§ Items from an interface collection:

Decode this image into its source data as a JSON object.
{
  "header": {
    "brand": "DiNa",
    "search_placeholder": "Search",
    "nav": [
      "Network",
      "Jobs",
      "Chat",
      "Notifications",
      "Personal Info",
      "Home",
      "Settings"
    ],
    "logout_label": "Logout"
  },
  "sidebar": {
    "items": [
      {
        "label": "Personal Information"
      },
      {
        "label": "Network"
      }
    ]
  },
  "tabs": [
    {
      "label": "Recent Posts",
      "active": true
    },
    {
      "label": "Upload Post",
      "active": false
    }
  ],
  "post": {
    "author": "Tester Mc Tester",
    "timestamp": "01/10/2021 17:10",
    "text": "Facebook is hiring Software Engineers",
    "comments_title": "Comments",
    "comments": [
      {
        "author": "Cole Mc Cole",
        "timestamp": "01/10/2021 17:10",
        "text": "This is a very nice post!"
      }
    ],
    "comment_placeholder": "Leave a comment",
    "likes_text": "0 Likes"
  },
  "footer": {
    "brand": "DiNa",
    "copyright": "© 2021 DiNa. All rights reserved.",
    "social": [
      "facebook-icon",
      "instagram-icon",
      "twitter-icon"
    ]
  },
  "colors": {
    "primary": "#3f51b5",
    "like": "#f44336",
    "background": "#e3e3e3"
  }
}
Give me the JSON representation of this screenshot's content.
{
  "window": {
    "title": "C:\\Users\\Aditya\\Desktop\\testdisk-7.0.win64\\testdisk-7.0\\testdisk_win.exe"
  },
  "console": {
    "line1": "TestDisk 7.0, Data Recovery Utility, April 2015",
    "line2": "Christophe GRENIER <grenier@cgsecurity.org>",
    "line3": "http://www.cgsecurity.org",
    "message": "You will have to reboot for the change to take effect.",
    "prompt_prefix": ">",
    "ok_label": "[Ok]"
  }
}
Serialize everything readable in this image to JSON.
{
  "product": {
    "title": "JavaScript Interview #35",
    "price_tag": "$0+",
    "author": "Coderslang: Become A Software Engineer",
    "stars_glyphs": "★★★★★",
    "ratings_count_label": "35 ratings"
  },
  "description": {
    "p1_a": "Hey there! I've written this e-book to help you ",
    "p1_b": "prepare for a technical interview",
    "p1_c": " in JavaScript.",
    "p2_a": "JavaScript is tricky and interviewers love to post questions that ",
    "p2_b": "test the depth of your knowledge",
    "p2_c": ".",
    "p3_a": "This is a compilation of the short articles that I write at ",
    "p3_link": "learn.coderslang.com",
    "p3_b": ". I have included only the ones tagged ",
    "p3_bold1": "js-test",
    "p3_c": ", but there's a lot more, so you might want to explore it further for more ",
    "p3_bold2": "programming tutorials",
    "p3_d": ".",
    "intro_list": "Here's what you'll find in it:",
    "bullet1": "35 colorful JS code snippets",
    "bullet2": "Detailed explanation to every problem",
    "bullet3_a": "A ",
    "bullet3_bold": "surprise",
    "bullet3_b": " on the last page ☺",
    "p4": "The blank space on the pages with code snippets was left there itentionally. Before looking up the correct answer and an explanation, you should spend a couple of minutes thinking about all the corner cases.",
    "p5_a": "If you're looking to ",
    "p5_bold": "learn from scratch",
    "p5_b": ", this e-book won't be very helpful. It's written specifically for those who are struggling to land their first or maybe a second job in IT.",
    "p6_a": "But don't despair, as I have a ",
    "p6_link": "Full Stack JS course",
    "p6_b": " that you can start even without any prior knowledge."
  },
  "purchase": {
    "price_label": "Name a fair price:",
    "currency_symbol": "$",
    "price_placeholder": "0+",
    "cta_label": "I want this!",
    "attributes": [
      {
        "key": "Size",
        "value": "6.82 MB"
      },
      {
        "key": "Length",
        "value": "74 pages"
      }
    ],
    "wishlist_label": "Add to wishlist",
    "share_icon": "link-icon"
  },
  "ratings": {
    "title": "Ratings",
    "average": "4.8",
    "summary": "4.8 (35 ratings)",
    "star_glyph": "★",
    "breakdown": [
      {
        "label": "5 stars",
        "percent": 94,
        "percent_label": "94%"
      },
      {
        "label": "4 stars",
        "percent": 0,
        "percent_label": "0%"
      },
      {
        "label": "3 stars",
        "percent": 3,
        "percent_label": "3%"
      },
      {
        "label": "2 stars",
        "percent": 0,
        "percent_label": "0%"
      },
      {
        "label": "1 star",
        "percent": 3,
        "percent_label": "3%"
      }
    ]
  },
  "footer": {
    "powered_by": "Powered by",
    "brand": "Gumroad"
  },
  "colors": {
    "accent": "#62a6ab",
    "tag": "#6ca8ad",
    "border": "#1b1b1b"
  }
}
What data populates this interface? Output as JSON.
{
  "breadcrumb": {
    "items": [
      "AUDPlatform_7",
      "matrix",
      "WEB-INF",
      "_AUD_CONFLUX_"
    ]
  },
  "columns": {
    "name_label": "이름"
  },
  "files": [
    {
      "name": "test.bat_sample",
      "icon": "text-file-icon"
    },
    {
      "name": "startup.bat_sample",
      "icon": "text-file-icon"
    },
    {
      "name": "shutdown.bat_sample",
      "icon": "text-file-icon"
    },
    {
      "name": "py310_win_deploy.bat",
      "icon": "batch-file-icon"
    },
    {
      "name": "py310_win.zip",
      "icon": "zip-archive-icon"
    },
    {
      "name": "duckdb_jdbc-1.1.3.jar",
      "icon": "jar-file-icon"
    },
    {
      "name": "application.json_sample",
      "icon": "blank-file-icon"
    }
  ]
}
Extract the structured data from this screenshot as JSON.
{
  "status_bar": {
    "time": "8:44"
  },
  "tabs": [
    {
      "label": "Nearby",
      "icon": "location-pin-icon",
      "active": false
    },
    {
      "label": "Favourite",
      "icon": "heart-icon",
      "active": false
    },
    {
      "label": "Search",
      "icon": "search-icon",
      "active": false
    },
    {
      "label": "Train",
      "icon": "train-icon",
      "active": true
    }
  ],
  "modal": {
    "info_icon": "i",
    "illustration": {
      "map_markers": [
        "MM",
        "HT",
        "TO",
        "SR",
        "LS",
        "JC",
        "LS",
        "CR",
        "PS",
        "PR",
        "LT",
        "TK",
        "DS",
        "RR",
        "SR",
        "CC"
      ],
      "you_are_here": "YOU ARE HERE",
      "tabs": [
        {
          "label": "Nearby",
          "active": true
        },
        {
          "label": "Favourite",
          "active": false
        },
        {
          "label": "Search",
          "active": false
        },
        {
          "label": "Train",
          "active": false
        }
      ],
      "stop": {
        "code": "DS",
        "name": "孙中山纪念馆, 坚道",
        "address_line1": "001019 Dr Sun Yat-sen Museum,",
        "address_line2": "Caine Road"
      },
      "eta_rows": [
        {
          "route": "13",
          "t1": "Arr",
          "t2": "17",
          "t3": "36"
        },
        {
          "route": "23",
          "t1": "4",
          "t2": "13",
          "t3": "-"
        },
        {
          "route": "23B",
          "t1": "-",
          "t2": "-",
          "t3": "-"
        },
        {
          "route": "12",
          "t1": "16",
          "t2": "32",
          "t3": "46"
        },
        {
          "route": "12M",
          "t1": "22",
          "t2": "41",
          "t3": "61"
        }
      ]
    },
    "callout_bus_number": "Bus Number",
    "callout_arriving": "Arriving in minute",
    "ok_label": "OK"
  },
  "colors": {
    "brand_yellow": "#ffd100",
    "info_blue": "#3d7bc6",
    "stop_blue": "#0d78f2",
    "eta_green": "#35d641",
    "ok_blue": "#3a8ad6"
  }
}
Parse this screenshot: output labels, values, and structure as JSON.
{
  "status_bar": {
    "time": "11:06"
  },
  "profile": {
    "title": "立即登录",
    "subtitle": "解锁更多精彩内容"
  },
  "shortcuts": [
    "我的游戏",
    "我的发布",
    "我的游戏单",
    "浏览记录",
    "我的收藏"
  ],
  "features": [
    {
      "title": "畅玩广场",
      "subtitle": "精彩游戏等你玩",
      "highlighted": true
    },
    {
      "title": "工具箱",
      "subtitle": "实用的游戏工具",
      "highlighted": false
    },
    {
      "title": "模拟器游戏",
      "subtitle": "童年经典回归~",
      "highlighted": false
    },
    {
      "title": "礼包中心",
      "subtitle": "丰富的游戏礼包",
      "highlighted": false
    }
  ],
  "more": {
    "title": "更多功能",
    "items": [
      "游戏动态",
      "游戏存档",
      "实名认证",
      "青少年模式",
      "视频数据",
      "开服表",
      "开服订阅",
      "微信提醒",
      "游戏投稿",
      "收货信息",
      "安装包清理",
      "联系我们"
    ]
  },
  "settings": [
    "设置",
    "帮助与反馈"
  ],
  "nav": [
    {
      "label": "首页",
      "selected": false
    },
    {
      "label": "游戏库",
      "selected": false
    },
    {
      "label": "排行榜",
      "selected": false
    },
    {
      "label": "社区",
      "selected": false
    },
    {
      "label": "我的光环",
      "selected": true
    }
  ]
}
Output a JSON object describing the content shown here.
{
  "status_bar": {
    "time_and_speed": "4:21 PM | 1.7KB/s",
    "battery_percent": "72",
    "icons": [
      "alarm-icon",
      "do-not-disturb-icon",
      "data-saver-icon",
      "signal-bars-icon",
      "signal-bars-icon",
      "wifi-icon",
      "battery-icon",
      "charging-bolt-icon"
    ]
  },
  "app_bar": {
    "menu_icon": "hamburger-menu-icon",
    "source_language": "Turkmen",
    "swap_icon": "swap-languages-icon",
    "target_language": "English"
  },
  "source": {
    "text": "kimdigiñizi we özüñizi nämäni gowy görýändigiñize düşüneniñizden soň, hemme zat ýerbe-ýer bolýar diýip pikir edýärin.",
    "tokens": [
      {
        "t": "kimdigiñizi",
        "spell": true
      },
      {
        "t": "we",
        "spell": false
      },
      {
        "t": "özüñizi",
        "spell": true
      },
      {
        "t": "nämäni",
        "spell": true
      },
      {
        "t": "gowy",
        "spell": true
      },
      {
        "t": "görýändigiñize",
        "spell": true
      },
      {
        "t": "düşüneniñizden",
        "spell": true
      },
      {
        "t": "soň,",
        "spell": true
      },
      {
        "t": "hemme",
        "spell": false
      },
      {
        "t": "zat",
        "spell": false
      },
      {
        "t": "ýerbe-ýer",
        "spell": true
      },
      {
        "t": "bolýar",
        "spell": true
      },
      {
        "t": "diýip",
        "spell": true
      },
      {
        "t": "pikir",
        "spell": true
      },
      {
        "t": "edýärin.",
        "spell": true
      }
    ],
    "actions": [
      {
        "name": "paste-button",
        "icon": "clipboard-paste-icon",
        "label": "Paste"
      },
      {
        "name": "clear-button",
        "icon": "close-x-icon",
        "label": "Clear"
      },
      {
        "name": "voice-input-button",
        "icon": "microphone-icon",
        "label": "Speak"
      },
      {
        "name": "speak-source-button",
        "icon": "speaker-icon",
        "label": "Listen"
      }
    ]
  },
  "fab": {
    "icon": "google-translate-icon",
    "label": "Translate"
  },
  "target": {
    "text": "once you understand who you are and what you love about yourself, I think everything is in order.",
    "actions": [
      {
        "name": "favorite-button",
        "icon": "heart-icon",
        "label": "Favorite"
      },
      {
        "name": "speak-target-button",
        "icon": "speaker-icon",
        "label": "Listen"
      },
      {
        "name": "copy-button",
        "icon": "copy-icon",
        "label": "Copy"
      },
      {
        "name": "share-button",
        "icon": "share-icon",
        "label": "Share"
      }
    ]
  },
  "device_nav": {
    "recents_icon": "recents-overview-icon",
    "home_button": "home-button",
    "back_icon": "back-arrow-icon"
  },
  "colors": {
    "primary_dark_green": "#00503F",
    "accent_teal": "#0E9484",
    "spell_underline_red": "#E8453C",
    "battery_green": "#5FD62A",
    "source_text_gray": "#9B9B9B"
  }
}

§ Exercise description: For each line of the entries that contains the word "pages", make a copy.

§ Result for this task:
    "p4": "The blank space on the pages with code snippets was left there itentionally. Before looking up the correct answer and an explanation, you should spend a couple of minutes thinking about all the corner cases.",
        "value": "74 pages"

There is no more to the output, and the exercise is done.